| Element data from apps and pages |
++++++++++
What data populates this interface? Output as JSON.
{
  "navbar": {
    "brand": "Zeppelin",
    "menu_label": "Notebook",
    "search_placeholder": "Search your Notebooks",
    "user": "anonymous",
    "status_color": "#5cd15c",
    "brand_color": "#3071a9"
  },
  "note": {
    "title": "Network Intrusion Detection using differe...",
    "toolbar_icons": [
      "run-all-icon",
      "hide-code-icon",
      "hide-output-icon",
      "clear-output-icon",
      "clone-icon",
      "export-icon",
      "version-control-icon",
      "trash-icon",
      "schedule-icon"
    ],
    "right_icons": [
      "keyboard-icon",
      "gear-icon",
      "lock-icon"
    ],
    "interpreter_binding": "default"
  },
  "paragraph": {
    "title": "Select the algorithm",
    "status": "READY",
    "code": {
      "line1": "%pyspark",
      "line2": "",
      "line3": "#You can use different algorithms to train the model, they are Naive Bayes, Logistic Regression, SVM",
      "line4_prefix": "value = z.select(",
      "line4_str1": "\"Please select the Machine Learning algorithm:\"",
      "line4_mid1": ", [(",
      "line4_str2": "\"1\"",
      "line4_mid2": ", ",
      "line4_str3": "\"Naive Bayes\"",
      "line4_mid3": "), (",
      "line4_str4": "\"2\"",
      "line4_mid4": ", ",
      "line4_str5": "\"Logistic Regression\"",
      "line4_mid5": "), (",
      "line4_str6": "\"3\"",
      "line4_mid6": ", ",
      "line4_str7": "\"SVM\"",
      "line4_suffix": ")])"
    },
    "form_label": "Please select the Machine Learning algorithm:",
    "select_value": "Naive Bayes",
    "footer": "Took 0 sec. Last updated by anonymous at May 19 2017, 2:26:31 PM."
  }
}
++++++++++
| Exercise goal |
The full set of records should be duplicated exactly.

| Task solution |
What data populates this interface? Output as JSON.
{
  "navbar": {
    "brand": "Zeppelin",
    "menu_label": "Notebook",
    "search_placeholder": "Search your Notebooks",
    "user": "anonymous",
    "status_color": "#5cd15c",
    "brand_color": "#3071a9"
  },
  "note": {
    "title": "Network Intrusion Detection using differe...",
    "toolbar_icons": [
      "run-all-icon",
      "hide-code-icon",
      "hide-output-icon",
      "clear-output-icon",
      "clone-icon",
      "export-icon",
      "version-control-icon",
      "trash-icon",
      "schedule-icon"
    ],
    "right_icons": [
      "keyboard-icon",
      "gear-icon",
      "lock-icon"
    ],
    "interpreter_binding": "default"
  },
  "paragraph": {
    "title": "Select the algorithm",
    "status": "READY",
    "code": {
      "line1": "%pyspark",
      "line2": "",
      "line3": "#You can use different algorithms to train the model, they are Naive Bayes, Logistic Regression, SVM",
      "line4_prefix": "value = z.select(",
      "line4_str1": "\"Please select the Machine Learning algorithm:\"",
      "line4_mid1": ", [(",
      "line4_str2": "\"1\"",
      "line4_mid2": ", ",
      "line4_str3": "\"Naive Bayes\"",
      "line4_mid3": "), (",
      "line4_str4": "\"2\"",
      "line4_mid4": ", ",
      "line4_str5": "\"Logistic Regression\"",
      "line4_mid5": "), (",
      "line4_str6": "\"3\"",
      "line4_mid6": ", ",
      "line4_str7": "\"SVM\"",
      "line4_suffix": ")])"
    },
    "form_label": "Please select the Machine Learning algorithm:",
    "select_value": "Naive Bayes",
    "footer": "Took 0 sec. Last updated by anonymous at May 19 2017, 2:26:31 PM."
  }
}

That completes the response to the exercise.